*Task directions*
The number of lines below that contain the word "structured" is all that the answer should hold.

*Available data*
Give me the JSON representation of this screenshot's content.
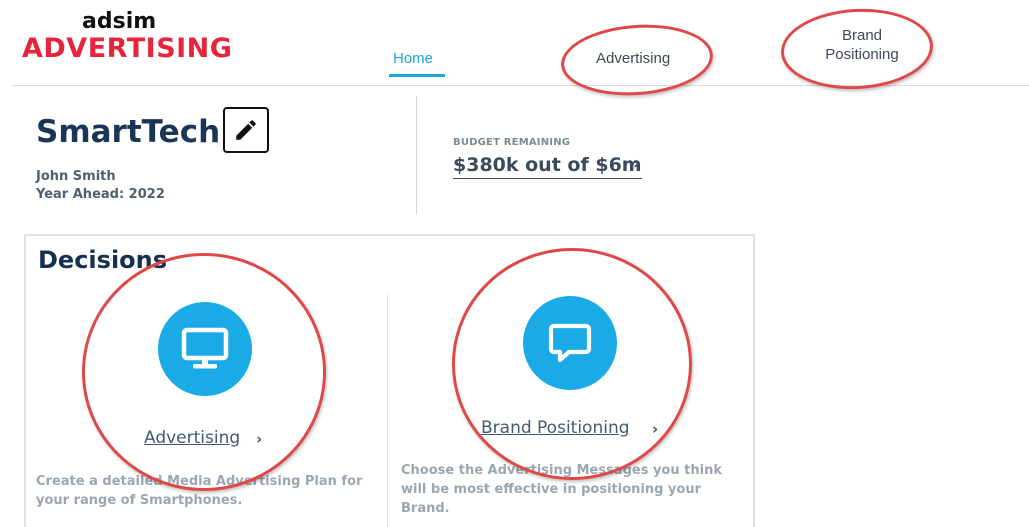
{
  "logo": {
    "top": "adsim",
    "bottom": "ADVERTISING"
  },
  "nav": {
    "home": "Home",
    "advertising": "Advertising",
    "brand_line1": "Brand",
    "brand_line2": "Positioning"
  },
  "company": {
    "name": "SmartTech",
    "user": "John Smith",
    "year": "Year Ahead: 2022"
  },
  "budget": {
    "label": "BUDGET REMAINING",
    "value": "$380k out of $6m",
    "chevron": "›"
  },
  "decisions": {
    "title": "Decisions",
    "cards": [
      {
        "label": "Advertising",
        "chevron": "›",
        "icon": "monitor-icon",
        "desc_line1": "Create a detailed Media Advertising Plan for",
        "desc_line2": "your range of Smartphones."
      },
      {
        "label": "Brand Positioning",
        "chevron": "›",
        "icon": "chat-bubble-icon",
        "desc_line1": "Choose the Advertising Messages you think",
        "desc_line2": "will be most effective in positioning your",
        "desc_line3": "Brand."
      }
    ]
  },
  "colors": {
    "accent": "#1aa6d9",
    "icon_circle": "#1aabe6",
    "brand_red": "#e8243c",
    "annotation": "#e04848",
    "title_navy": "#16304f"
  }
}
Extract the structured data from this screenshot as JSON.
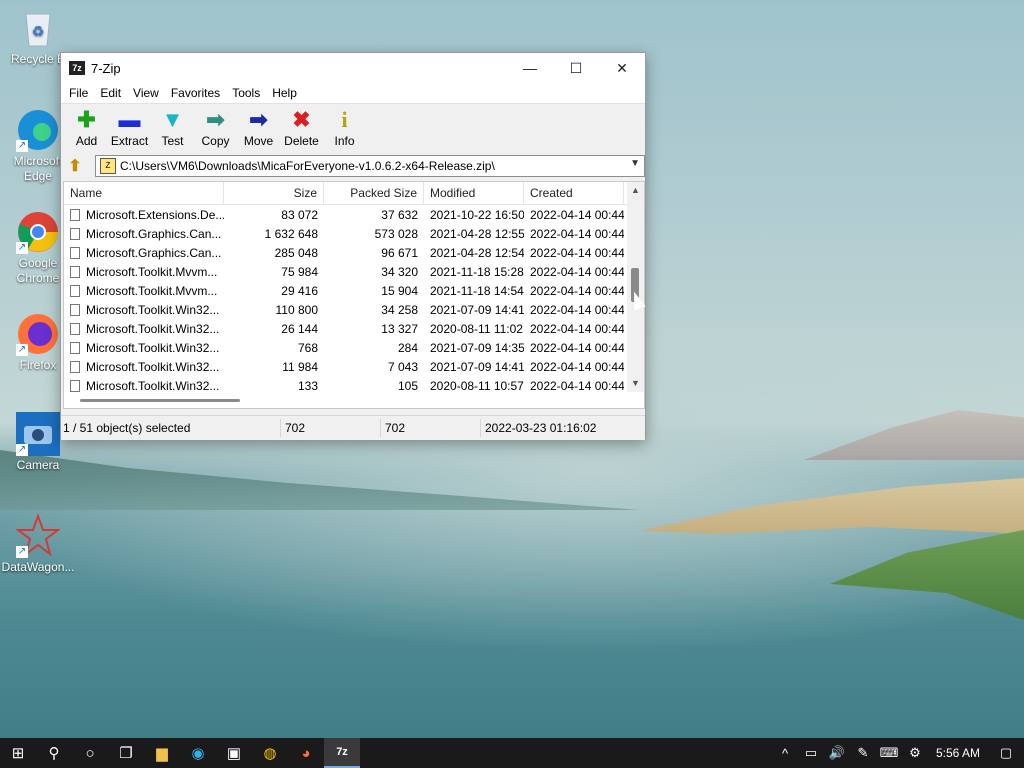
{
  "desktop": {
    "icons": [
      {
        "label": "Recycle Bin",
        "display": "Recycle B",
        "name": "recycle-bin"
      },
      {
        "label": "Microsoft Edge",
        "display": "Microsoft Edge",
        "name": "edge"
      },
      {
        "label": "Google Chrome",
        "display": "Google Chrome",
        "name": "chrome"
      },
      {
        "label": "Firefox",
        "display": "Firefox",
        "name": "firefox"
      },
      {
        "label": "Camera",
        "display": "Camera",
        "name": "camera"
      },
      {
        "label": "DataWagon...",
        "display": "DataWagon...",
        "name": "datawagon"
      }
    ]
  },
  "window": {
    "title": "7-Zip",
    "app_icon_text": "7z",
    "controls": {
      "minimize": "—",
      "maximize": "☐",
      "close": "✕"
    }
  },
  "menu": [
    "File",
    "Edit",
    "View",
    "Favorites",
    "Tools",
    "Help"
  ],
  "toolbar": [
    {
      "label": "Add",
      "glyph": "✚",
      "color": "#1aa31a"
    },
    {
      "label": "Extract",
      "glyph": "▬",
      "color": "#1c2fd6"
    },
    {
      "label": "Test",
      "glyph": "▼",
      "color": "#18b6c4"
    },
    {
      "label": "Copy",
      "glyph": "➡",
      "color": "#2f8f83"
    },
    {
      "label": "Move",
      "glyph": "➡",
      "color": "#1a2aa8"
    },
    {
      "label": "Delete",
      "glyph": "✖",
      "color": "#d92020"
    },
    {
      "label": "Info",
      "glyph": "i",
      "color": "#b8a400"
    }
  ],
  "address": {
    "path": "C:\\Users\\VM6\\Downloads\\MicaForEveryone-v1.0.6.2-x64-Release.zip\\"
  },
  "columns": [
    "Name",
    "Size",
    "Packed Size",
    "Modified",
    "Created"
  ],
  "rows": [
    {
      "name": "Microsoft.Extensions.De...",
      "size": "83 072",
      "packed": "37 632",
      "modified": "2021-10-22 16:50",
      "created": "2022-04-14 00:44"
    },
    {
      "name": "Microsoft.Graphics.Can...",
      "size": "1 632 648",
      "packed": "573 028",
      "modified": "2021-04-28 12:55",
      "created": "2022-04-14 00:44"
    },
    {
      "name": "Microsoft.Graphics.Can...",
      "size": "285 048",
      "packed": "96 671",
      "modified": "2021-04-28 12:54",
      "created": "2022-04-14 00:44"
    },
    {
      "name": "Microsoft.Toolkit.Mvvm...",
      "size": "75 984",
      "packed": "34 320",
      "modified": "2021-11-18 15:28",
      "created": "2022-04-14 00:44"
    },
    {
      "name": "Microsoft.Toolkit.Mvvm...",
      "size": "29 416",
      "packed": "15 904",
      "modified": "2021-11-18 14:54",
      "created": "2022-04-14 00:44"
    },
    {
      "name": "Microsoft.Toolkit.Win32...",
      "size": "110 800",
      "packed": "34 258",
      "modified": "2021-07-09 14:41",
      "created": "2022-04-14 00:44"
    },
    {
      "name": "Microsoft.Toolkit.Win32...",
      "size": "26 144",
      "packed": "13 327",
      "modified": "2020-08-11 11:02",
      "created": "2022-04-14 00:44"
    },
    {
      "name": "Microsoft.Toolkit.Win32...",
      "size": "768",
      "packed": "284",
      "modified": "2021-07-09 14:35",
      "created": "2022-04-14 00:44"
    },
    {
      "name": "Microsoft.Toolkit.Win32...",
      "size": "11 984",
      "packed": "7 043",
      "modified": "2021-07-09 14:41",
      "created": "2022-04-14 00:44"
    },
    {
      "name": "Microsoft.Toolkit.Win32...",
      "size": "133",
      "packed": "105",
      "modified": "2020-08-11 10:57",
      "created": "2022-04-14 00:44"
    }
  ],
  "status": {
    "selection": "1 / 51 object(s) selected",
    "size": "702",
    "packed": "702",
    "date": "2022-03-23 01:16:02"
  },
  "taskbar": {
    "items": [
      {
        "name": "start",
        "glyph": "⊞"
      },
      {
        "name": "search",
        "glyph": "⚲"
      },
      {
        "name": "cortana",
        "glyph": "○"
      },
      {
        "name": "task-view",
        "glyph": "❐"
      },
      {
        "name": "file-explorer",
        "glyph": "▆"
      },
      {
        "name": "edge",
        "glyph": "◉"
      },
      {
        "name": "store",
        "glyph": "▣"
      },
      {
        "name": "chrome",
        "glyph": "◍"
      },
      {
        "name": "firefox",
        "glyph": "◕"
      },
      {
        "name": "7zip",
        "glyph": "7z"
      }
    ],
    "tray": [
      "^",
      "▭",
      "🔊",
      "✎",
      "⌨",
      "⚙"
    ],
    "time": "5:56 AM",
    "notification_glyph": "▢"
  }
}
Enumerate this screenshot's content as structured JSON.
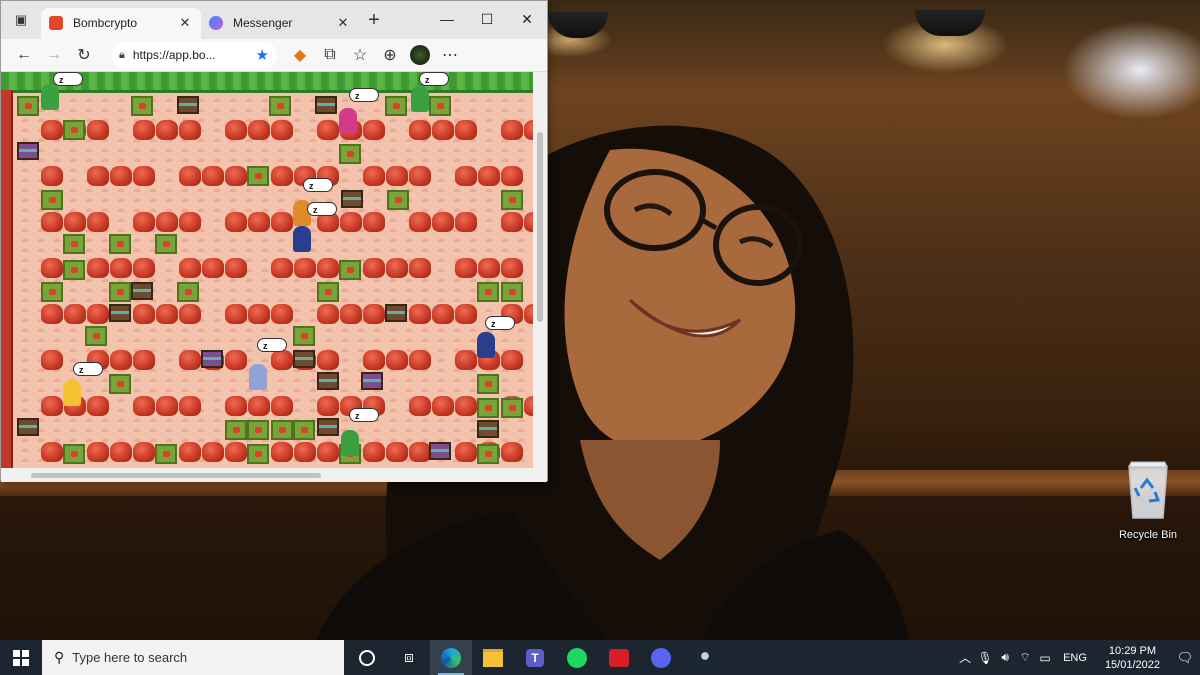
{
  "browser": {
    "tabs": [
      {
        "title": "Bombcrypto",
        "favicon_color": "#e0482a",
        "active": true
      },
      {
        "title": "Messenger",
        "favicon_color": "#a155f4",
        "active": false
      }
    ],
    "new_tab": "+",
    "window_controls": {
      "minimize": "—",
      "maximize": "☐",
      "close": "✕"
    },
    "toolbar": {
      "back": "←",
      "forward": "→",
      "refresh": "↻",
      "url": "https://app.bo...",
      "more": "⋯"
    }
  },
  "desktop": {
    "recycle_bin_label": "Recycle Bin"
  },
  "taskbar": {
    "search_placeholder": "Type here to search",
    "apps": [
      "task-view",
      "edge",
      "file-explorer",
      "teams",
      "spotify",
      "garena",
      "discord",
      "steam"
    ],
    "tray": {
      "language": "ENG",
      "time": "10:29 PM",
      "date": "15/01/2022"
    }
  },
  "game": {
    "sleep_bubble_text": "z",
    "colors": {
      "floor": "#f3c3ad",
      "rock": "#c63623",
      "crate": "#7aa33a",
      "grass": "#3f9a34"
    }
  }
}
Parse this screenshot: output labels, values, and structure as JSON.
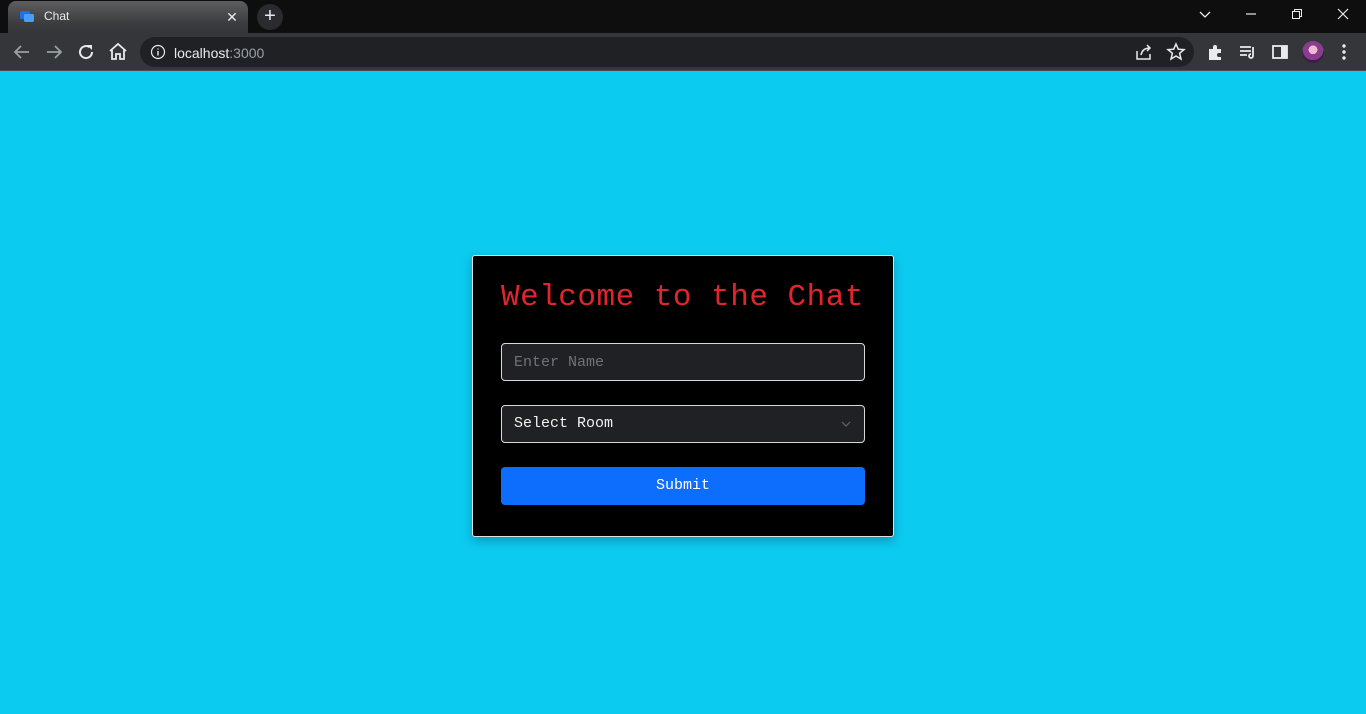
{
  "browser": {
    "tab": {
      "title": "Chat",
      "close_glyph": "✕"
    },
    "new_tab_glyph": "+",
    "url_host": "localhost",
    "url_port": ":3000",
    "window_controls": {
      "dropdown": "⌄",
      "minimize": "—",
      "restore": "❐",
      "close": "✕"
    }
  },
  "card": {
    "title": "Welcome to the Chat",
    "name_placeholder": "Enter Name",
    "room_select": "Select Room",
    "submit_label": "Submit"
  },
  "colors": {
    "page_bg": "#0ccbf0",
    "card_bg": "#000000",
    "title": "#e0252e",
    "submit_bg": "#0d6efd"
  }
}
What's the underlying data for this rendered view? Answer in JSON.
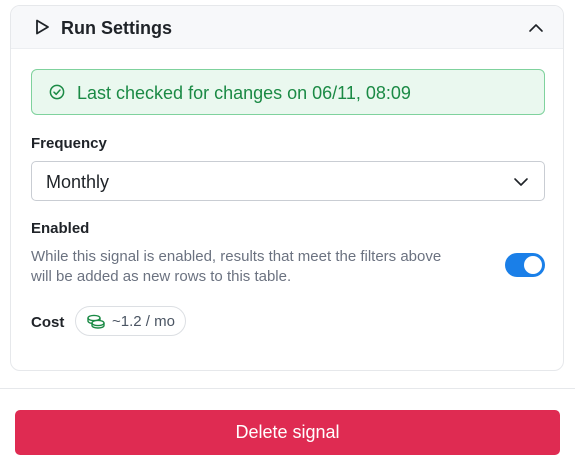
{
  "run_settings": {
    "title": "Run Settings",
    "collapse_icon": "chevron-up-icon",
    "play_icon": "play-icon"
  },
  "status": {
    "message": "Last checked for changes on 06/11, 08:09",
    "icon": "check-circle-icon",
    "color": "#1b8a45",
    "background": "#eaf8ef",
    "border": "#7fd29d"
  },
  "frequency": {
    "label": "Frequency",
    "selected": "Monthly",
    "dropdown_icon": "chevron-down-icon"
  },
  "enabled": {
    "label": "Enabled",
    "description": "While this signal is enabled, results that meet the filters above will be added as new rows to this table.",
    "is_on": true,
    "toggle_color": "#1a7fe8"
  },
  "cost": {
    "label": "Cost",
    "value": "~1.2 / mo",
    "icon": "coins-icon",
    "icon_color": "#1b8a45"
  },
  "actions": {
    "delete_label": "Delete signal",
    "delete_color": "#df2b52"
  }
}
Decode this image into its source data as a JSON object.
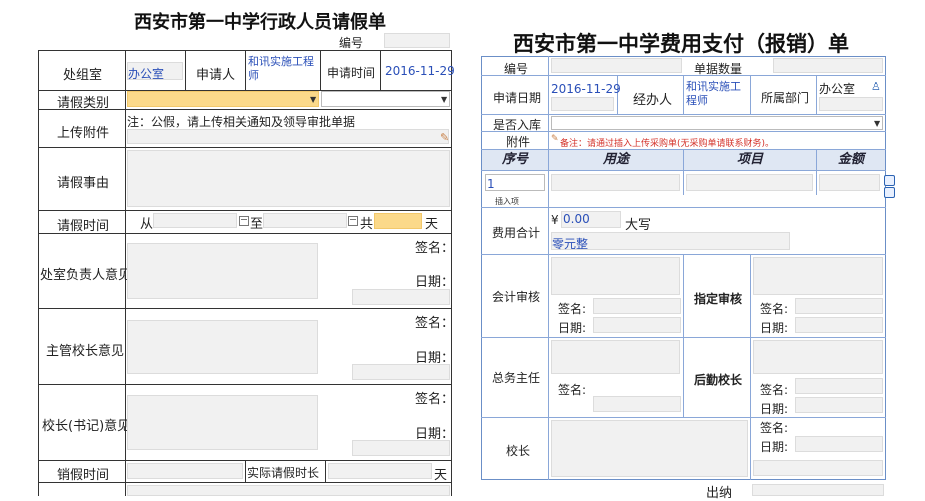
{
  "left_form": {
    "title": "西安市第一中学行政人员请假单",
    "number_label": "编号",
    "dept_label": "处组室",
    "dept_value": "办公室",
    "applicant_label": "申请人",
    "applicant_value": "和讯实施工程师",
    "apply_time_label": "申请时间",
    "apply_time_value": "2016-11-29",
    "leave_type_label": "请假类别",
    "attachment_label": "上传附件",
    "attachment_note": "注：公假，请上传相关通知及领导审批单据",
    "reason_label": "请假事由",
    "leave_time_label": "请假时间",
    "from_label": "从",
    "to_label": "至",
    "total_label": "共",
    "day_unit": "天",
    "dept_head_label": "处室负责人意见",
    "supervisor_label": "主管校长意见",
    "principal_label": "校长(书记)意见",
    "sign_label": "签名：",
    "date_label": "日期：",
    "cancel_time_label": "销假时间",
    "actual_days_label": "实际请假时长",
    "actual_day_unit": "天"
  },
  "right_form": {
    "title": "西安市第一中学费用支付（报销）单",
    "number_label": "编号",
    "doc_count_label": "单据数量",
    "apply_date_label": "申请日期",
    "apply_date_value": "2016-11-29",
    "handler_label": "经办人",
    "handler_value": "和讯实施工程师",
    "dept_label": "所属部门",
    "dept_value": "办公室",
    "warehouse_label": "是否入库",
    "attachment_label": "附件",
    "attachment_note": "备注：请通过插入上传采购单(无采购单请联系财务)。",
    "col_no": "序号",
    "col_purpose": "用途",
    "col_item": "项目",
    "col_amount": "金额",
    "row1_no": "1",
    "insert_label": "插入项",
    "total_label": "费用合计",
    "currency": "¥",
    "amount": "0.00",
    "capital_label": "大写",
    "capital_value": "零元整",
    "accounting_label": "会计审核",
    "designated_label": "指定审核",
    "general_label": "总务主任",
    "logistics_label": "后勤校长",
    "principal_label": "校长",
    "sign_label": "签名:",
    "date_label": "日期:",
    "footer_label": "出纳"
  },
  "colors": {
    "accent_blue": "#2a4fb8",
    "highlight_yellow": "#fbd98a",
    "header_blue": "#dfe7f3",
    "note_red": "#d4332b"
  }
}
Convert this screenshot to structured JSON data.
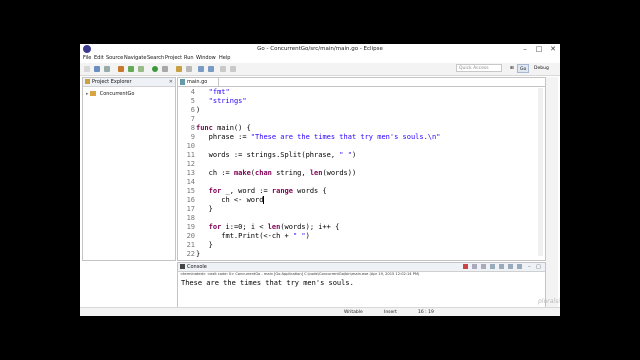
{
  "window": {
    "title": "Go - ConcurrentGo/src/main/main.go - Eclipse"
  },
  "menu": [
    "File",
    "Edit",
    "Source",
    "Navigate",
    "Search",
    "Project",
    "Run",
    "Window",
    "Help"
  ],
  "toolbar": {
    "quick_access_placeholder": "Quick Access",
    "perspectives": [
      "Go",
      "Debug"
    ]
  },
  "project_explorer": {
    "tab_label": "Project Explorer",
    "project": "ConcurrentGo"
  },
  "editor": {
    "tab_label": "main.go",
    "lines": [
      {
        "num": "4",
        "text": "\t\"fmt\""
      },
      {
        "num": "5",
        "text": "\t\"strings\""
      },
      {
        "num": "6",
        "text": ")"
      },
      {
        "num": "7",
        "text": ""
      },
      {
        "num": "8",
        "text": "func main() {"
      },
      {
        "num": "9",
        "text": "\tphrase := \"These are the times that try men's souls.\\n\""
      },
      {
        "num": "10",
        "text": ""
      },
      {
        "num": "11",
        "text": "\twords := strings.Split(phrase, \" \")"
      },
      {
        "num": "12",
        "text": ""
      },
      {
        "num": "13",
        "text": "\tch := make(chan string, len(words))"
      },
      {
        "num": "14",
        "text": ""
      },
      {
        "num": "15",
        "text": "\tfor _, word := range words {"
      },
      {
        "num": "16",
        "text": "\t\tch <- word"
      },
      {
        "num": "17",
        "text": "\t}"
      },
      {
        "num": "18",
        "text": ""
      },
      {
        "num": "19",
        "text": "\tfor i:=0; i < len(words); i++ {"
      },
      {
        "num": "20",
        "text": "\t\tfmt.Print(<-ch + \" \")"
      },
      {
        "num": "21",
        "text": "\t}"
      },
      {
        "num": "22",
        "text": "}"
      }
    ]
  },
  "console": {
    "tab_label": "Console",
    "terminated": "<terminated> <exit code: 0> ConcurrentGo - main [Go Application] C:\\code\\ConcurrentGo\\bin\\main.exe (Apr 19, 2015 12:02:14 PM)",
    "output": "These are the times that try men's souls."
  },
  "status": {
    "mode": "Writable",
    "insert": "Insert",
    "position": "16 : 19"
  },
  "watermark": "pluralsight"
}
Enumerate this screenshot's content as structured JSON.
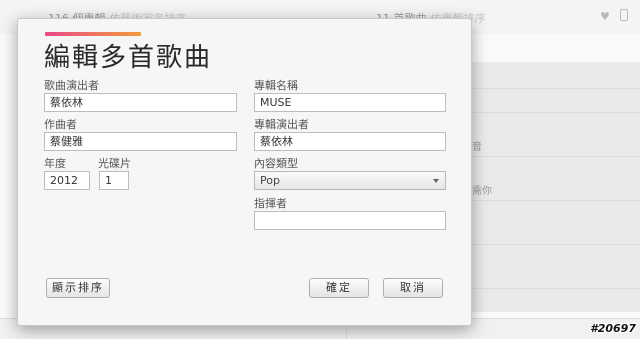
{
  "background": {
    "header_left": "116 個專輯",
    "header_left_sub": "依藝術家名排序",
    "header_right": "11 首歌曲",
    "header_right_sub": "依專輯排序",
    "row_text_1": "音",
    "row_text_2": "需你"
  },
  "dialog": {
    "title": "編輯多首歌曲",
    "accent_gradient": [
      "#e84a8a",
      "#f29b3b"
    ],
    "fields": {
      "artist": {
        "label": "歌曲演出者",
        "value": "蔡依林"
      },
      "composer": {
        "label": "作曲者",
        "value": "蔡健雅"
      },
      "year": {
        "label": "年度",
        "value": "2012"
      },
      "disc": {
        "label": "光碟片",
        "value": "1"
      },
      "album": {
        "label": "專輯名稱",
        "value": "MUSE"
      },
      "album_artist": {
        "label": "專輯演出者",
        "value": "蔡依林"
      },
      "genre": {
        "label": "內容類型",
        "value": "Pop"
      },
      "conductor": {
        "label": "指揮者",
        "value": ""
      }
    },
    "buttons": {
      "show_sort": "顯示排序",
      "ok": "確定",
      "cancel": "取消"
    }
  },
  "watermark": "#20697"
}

*Response area*
4